  • (4) Do residents provide unsupervised ECT at your center?
  • (5) Which other groups of learners, if any, are provided with orientation, teaching, or training in ECT?

Results Sixty percent of respondents had no ECT teaching program for psychiatry residents. Pedagogical methods varied, ranging from direct observation of ECT treatments to directed readings. Few centers required a minimum number of supervised treatments. No resident-administered ECT is performed without direct supervision.
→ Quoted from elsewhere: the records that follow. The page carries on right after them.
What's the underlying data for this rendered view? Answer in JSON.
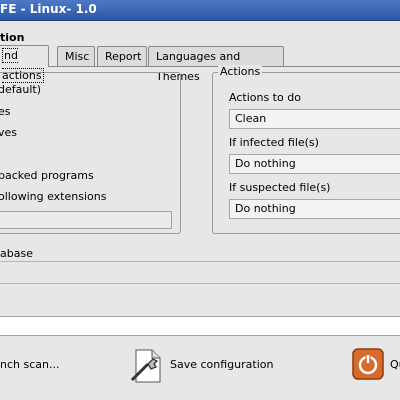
{
  "window": {
    "title": "FE - Linux- 1.0"
  },
  "section_title": "tion",
  "tabs": [
    {
      "label": "nd actions",
      "active": true
    },
    {
      "label": "Misc",
      "active": false
    },
    {
      "label": "Report",
      "active": false
    },
    {
      "label": "Languages and Themes",
      "active": false
    }
  ],
  "scan_options": [
    "default)",
    "es",
    "ves",
    "packed programs",
    "ollowing extensions"
  ],
  "actions": {
    "legend": "Actions",
    "actions_label": "Actions to do",
    "actions_value": "Clean",
    "infected_label": "If infected file(s)",
    "infected_value": "Do nothing",
    "suspected_label": "If suspected file(s)",
    "suspected_value": "Do nothing"
  },
  "database_label": "abase",
  "buttons": {
    "launch_scan": "nch scan...",
    "save_configuration": "Save configuration",
    "quit": "Qu"
  },
  "colors": {
    "titlebar": "#2c57a8",
    "background": "#e7e7e7",
    "quit_icon": "#d86b2c"
  }
}
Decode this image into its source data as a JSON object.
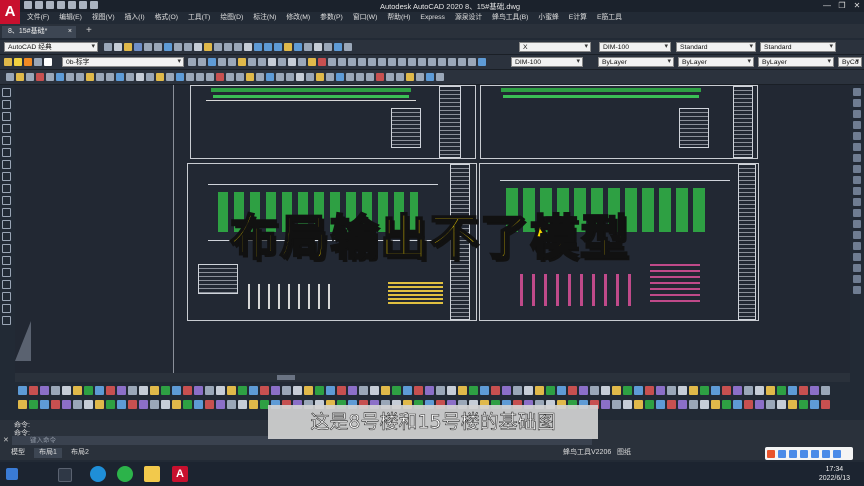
{
  "app": {
    "logo_letter": "A",
    "window_title": "Autodesk AutoCAD 2020    8、15#基础.dwg",
    "window_controls": [
      "—",
      "❐",
      "✕"
    ]
  },
  "menu": [
    "文件(F)",
    "编辑(E)",
    "视图(V)",
    "插入(I)",
    "格式(O)",
    "工具(T)",
    "绘图(D)",
    "标注(N)",
    "修改(M)",
    "参数(P)",
    "窗口(W)",
    "帮助(H)",
    "Express",
    "源泉设计",
    "蜂鸟工具(B)",
    "小蜜蜂",
    "E计算",
    "E筋工具"
  ],
  "tabs": {
    "active": "8、15#基础*",
    "close": "×",
    "new": "+"
  },
  "toolbar": {
    "workspace": "AutoCAD 经典",
    "layer": "0b-标字",
    "text_style": "X",
    "dim_style": "DIM-100",
    "table_style": "Standard",
    "multileader_style": "Standard",
    "dim_style_2": "DIM-100",
    "color": "ByLayer",
    "linetype": "ByLayer",
    "lineweight": "ByLayer",
    "plot_style": "ByCo"
  },
  "overlay_caption": "布局输出不了模型",
  "subtitle": "这是8号楼和15号楼的基础图",
  "command": {
    "history": [
      "命令:",
      "命令:"
    ],
    "placeholder": "键入命令",
    "close": "✕"
  },
  "layout_tabs": [
    "模型",
    "布局1",
    "布局2"
  ],
  "status": {
    "plugin": "蜂鸟工具V2206",
    "mode": "图纸"
  },
  "taskbar": {
    "time": "17:34",
    "date": "2022/6/13"
  },
  "colors": {
    "accent": "#c8102e",
    "canvas": "#222833",
    "overlay_text": "#f5d400",
    "drawing_green": "#2ea043"
  }
}
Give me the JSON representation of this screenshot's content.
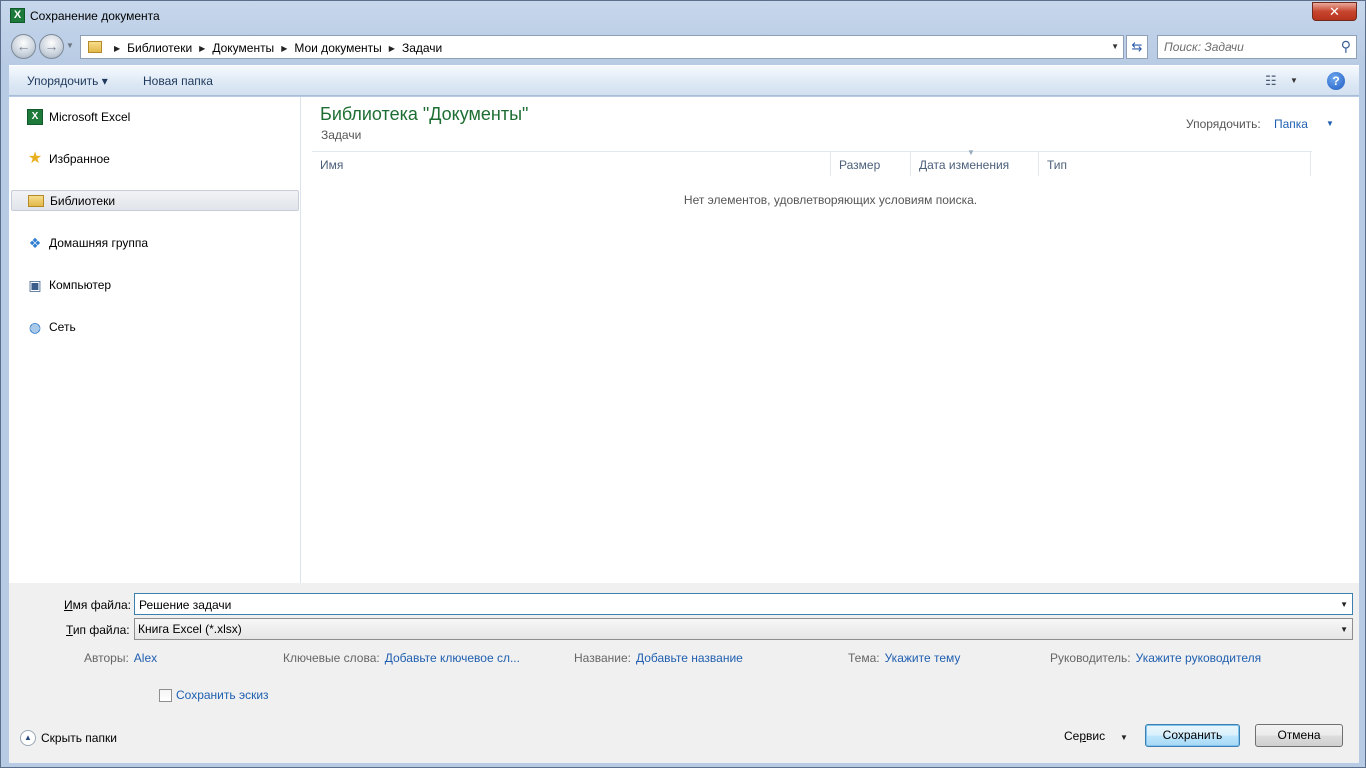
{
  "window": {
    "title": "Сохранение документа",
    "close_label": "✕"
  },
  "nav": {
    "breadcrumbs": [
      "Библиотеки",
      "Документы",
      "Мои документы",
      "Задачи"
    ],
    "search_placeholder": "Поиск: Задачи"
  },
  "toolbar": {
    "organize_label": "Упорядочить ▾",
    "new_folder_label": "Новая папка"
  },
  "sidebar": {
    "items": [
      {
        "label": "Microsoft Excel",
        "icon": "excel-icon"
      },
      {
        "label": "Избранное",
        "icon": "star-icon"
      },
      {
        "label": "Библиотеки",
        "icon": "libraries-icon",
        "selected": true
      },
      {
        "label": "Домашняя группа",
        "icon": "homegroup-icon"
      },
      {
        "label": "Компьютер",
        "icon": "computer-icon"
      },
      {
        "label": "Сеть",
        "icon": "network-icon"
      }
    ]
  },
  "main": {
    "library_title": "Библиотека \"Документы\"",
    "library_subtitle": "Задачи",
    "arrange_label": "Упорядочить:",
    "arrange_value": "Папка",
    "columns": [
      "Имя",
      "Размер",
      "Дата изменения",
      "Тип"
    ],
    "empty_message": "Нет элементов, удовлетворяющих условиям поиска."
  },
  "form": {
    "filename_label_u": "И",
    "filename_label_rest": "мя файла:",
    "filename_value": "Решение задачи",
    "filetype_label_u": "Т",
    "filetype_label_rest": "ип файла:",
    "filetype_value": "Книга Excel (*.xlsx)"
  },
  "meta": {
    "authors_label": "Авторы:",
    "authors_value": "Alex",
    "keywords_label": "Ключевые слова:",
    "keywords_value": "Добавьте ключевое сл...",
    "title_label": "Название:",
    "title_value": "Добавьте название",
    "theme_label": "Тема:",
    "theme_value": "Укажите тему",
    "manager_label": "Руководитель:",
    "manager_value": "Укажите руководителя"
  },
  "footer": {
    "thumbnail_label": "Сохранить эскиз",
    "hide_folders_label": "Скрыть папки",
    "service_label_pre": "Се",
    "service_label_u": "р",
    "service_label_post": "вис",
    "save_label": "Сохранить",
    "cancel_label": "Отмена"
  }
}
Interestingly, various groups of health care professionals were often invited to participate in ECT training.

Conclusions The situation regarding ECT teaching continues to be a cause for concern given the noted absence of organized, structured, and mandatory programs. No resident administering ECT, however, goes unsupervised, which is in keeping with good practice. Electroconvulsive therapy is taught in many different ways, and teaching is accessible to different groups of health care professionals. However, much remains to be done to standardize ECT teaching to render this therapy available to all those who need it and to overcome the stigma and bias associated with it.

From the *Department of Psychiatry, Université Laval, Québec; †Department of Psychology, University of British Columbia, Vancouver, British Columbia; ‡Department of Psychiatry, Dalhousie University, Halifax, Nova Scotia; §Department of Psychiatry, University of British Columbia, Vancouver, British Columbia; ∥Department of Psychiatry, University of Manitoba, Winnipeg, Manitoba; ¶Department of Anesthesiology, Queen’s University, Kingston, Ontario; #Addiction and Mental Health Services, Edmonton, Alberta; **Department of Psychiatry, Queen’s University, Kingston; ††Department of Psychiatry, University of Toronto, Toronto; and ‡‡Departments of Psychiatry and Psychology, Queen’s University, Kingston, Ontario, Canada.

Received for publication August 22, 2012; accepted October 16, 2012.

Reprints: Simon Patry, MD, FRCPC, 2601 de la Canardière, J-1021, Québec, Canada G1J 2G3 (e-mail:

This study was made possible by an unrestricted grant from the Vancouver Coastal Health Authority.

The authors have no conflicts of interest or financial disclosures to report.

© 2013 by Lippincott Williams & Wilkins